Jeff Hackett is a great example of an underrated goalie who played well but was never really noticed because he almost always played behind weak teams.
Hackett's first four years in the league were all with very bad teams. He broke in with the New York Islanders, and then moved on to the expansion San Jose Sharks, who took only 39 points in their first season, and followed it up in 1992-93 with just 24 points. That year, Hackett faced over 36 shots per game, and the best goalie on the team, Arturs Irbe, had just an .874 save percentage, showing how difficult it was to play goal on that terrible Sharks team.
In 1994, Hackett was traded to the Chicago Blackhawks, where he was slated to be the backup goalie to established star Eddie Belfour. He didn't have a great first year in Chicago, but from 1994-95 to 1996-97, Hackett outplayed Belfour every season, including an excellent 1996-97 year where he posted a .927 save percentage in 41 games. Chicago traded Belfour to make room for Hackett, who was given the starting job for the rest of the year and the playoffs, where Chicago lost in the first round to the defending Stanley Cup champion Colorado Avalanche. Hackett had another strong year in 1997-98, starting 58 games and posting a 2.20 GAA and a .917 save percentage on a 73 point team that missed the playoffs.
After a rough start to the 1998-99 season, Hackett was involved in a blockbuster trade to Montreal. The Habs were just as bad as the Hawks, finishing short of a postseason berth more often than not. In 1998-99, the Canadiens missed the playoffs, despite Hackett's excellent play (2.27 GAA, .914 save percentage). He kept it up the next season (.914 save percentage again) as the Canadiens finished above .500, but were still not good enough for the playoffs.
However, there was a young goalie in Montreal who was pushing Hackett for playing time - the future star Jose Theodore. In 2000-01, Theodore took over, relegating Hackett to a backup role. By then the 33 year old Hackett was past his prime, and could not keep up with Theodore, who quickly became one of the league's top goaltenders, for a few seasons at least. Hackett provided Montreal with two and a half more seasons of solid backup play, before moving on through Boston and Philadelphia, and finally retiring after the 2004 season.

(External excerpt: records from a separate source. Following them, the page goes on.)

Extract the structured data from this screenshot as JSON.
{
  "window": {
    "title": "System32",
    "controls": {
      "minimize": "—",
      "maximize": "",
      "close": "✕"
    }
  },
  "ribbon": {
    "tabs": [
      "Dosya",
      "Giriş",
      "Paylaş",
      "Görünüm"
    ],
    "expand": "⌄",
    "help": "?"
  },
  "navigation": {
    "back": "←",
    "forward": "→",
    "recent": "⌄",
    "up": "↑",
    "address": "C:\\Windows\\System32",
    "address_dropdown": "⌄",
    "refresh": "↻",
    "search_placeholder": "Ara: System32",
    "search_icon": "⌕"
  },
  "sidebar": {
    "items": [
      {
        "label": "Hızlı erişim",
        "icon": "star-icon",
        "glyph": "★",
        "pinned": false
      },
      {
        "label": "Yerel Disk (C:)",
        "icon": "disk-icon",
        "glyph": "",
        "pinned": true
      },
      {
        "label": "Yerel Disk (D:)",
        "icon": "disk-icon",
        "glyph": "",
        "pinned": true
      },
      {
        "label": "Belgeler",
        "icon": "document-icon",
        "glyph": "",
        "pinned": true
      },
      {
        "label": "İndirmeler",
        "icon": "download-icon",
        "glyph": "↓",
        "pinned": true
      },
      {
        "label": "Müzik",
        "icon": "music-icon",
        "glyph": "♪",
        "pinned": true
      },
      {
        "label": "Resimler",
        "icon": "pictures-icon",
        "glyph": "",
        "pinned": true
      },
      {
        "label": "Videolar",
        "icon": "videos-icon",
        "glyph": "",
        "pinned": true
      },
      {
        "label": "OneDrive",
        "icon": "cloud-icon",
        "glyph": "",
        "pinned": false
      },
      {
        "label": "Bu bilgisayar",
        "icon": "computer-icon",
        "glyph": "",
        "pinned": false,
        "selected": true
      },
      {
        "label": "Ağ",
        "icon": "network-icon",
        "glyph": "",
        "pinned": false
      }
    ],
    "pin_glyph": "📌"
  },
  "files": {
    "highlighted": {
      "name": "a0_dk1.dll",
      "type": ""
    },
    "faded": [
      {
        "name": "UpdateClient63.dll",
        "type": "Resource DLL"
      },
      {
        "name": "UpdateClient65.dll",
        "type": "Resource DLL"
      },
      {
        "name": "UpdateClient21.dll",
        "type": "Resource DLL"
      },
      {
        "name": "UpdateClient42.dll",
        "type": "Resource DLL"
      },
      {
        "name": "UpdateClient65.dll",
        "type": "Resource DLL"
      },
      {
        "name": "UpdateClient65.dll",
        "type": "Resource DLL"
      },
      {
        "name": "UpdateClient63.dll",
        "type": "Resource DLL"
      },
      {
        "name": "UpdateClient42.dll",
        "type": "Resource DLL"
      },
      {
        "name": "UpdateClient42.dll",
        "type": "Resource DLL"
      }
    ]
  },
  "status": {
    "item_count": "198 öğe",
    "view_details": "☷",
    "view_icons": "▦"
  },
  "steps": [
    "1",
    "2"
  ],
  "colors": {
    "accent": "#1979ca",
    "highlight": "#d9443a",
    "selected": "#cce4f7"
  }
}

In his entire career, Hackett made just 10 playoff starts. Every one of them was against a 100 point team with either Patrick Roy or Martin Brodeur in the other net. Needless to say, his record was not very good - just 3-7. The average team Jeff Hackett played on had just 72 points. This was despite him delivering above average goaltending most years, and being excellent in several years in the prime of his career.
Hackett's career save percentage was .902, which is exactly what the average league save percentage was during his career. Given that this was done on losing teams, however, means that his performance was actually pretty good. The average save percentage of his playing partners was .898, and he played with some good goalies, including Arturs Irbe, Ed Belfour, and Jose Theodore. In 12 of his 15 seasons, his team finished in the bottom half of the league in scoring. He also faced an average of 30 shots per game in his career, when throughout most of the 1990s the league average was around 27-28 shots per team. These factors led to a career record of 166-244-56, despite his good performance numbers.
Jeff Hackett was an above-average goalie, and in his prime he was very good. In the four seasons between 1994 and 1998, he posted a .919 save percentage, a 2.24 goals against average, and 14 shutouts in 141 games played on a losing team, and won the starting job away from a potential Hall of Famer. Hackett never received much recognition, however. In his entire career, he only ever received one Vezina vote, a third place vote in 2000. There were better goalies than Jeff Hackett, but he was an underrated, above-average goalie who is an excellent example of a goalie that was overlooked because of the weakness of his teams.